What materials can be used? We've got sheet metal, cord wood, cob, cinder block, bottles, urbanite, field stone, straw, and broken brick. All those should be good. Avoid cedar and treated wood if you can, though we used both. I don't really worry too much about it, because it's the walls and they don't really disturb the wood to let of fumes, and I've got a lot of ventilation.
Does it have to be locked up tight like I see online? With fences going down into the ground a foot? Pretty much! Though, if you ran hardware cloth all the way under your house (like it's the floor) that should work, too, as long as there is good overlap. You could also use the sheet metal for a floor and make sure there are no gaps between the walls and the floor. Folding the sheet metal up and around the outside of the wall for about 6 inches should work if you fasten it down well. You pretty much want to make sure nothing can burrow under and into your house.
What will we need to do to convince them to sleep there instead of our garage? I've heard stories of people building elaborate houses that the ducks never go in . Like Jo said, giving them a little feed when you put them away does wonders. It doesn't have to be much after a while. I do 1/2-1 cup of feed for 10 ducks...and did the same amount for 20 ducks. They go in, and I close the door, and all is good. Some people do all their feeding at night (as an incentive to have them forage more), but I don't want them filling the duck house with poop! So, I feed them most of their food about an hour before I put them away, and then just a little bit when I put them away. Make sure to supply drinking water (a pail works well, so they can't get in and splash, but they still can dip their bills in). I use the deep litter method for bedding, using pine shavings and turning every 1-3 days (more frequently when it's cold and rainy). This ends up making some nice compost/soil ammendment that I put around my fruittrees and cane berries and anything else that seems to need it in the fall.
As for eggs, well, I've had my own trials there. I currently have 9 female ducks that are of laying age (1-2 years)...and I get 2-4 eggs/day. They are anconas, Golden 300s and Blue Runner Ducks. These breeds are all supposed to lay about 300 eggs/year, so like 7 eggs/day from 9 ducks. Ha! Don't ask me why mine aren't laying. I still haven't figured that one out!
In general, the amount of eggs you get really depends on a TON of factors: what breed they are, how old they are, how stressed they are, if you supplement lighting in the winter, how much you feed them, the protein content of their food, if they eat toxic things (like potato/tomato vines, legume seeds), etc, etc, etc. What breed(s) of duck do you have? Do you know how old they are? If you keep them penned until 9:00am, they should be finished laying by the time you let them out. How many are males/females?
Here's pictures of my duck house:

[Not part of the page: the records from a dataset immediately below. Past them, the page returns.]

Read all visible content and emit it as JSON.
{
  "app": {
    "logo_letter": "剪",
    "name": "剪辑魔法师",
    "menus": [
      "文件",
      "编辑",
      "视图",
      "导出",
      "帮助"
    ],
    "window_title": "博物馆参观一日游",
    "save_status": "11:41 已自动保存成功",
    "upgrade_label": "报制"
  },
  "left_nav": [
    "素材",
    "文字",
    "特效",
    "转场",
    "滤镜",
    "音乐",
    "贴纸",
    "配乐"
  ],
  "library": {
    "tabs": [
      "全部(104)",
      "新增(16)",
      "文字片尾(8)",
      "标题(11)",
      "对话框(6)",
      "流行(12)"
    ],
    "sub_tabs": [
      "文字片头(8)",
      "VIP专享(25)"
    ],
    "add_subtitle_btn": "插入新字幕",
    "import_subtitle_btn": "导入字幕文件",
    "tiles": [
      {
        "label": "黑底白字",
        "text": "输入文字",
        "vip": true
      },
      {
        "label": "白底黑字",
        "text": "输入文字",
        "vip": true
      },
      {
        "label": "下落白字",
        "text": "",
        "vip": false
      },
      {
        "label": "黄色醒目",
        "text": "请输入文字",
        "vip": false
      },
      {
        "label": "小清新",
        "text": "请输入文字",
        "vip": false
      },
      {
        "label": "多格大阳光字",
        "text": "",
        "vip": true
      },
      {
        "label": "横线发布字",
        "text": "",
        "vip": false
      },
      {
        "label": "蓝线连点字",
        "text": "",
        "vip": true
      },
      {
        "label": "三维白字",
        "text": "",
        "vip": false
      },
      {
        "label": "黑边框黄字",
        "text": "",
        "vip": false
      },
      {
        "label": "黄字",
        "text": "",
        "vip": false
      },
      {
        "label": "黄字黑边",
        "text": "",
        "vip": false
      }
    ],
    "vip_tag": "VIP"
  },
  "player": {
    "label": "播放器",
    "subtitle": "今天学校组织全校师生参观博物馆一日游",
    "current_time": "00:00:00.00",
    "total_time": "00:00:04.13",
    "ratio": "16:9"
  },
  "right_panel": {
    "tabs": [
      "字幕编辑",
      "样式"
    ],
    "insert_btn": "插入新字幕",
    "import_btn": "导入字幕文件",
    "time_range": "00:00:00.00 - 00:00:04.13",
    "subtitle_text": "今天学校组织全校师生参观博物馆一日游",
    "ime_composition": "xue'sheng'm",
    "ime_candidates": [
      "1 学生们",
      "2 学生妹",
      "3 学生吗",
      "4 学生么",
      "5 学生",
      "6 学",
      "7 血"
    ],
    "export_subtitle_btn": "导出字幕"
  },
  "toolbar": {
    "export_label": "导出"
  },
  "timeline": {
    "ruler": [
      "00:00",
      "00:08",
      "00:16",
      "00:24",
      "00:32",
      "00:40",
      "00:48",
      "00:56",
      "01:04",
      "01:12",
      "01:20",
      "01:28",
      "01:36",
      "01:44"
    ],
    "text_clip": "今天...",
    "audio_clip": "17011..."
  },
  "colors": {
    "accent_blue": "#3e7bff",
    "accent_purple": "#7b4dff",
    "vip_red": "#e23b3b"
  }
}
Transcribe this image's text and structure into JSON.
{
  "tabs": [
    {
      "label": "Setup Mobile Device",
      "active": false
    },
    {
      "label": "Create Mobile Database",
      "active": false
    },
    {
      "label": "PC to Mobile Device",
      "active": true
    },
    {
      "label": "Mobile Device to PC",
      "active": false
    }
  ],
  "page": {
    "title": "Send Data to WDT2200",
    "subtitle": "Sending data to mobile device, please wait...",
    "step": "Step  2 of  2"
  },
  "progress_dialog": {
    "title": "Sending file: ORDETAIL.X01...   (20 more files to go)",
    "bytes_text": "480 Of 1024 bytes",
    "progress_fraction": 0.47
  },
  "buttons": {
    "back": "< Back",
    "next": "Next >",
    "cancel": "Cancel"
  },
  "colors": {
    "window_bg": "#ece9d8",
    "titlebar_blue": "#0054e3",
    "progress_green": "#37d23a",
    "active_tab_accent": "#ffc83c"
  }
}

In Use, with Deep Litter (the plastic thing is a divider for them to lay in/hide from each other, the crate never gets used except by them sitting on it, and the can hanging from the ceiling is a heat lamp for when it's cold/we have baby ducks):
With Nesting Boxes:
View into a Nesting boxes: